One evening in late July 2009 my mother, Maureen, revealed that she had recently found out that her paternal grandmother was buried in an unmarked grave in her home town of Maffra, within the Gippsland region of Victoria, Australia. I realised I had never even asked about her paternal grandparents. I was suddenly filled with a million questions. That was the moment I became addicted to researching my family history.
All mum knew was her name was Ada Ellen, her maiden name was McEwan and she had died of tuberculosis two years after giving birth to Noel Jack Shingles (her father). A phone call to her cousin David, confirmed that he was in possession of a picture of both Ada and her husband Arthur James Shingles. An overnight visit was quickly organised.

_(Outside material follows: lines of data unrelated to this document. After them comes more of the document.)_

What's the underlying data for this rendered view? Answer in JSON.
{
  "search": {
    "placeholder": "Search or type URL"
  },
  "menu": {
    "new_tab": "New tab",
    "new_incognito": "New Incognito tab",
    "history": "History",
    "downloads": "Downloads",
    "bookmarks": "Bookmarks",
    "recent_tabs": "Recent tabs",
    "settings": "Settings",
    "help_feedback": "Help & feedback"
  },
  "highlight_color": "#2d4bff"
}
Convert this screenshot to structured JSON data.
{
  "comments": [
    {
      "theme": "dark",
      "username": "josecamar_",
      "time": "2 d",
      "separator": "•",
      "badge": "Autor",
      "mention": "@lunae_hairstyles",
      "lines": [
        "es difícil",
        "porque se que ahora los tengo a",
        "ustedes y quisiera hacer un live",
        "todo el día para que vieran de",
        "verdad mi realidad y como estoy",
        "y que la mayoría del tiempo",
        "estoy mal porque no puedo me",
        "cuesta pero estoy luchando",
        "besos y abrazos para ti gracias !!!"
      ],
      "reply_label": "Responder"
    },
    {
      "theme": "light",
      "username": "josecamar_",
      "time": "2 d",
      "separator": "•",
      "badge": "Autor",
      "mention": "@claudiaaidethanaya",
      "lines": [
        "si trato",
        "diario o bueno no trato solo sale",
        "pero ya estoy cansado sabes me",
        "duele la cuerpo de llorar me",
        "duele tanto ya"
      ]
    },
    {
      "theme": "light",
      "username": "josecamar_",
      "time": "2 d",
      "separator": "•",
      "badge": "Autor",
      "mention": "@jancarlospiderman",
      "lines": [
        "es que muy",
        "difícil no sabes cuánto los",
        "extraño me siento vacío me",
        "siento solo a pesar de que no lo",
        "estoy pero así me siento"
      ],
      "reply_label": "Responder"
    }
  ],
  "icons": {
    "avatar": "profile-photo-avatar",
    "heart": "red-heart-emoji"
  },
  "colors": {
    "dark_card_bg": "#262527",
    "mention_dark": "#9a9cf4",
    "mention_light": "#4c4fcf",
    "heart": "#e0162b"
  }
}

The rest of the evening passed lost in the search engine of the Victorian Births, Deaths and Marriages website. Quite a few dollars later, we had downloaded Ada’s birth certificate and had a pretty good picture of the McEwan line in Australia.
A few days later mum, her sister Eileen, my daughter Tahlia and I piled into the car and headed from Geelong to Maffra. Imagine our joy when it turned out that the picture we were expecting was actually a painting from their wedding day.
The next day we organised to visit Maffra Cemetery to see Ada’s final resting place and were most surprised to find that three stones had been placed side by side. Ada’s father Peter and her younger brother Morris were to her left.
A few months later, Ada was no longer in an unmarked grave.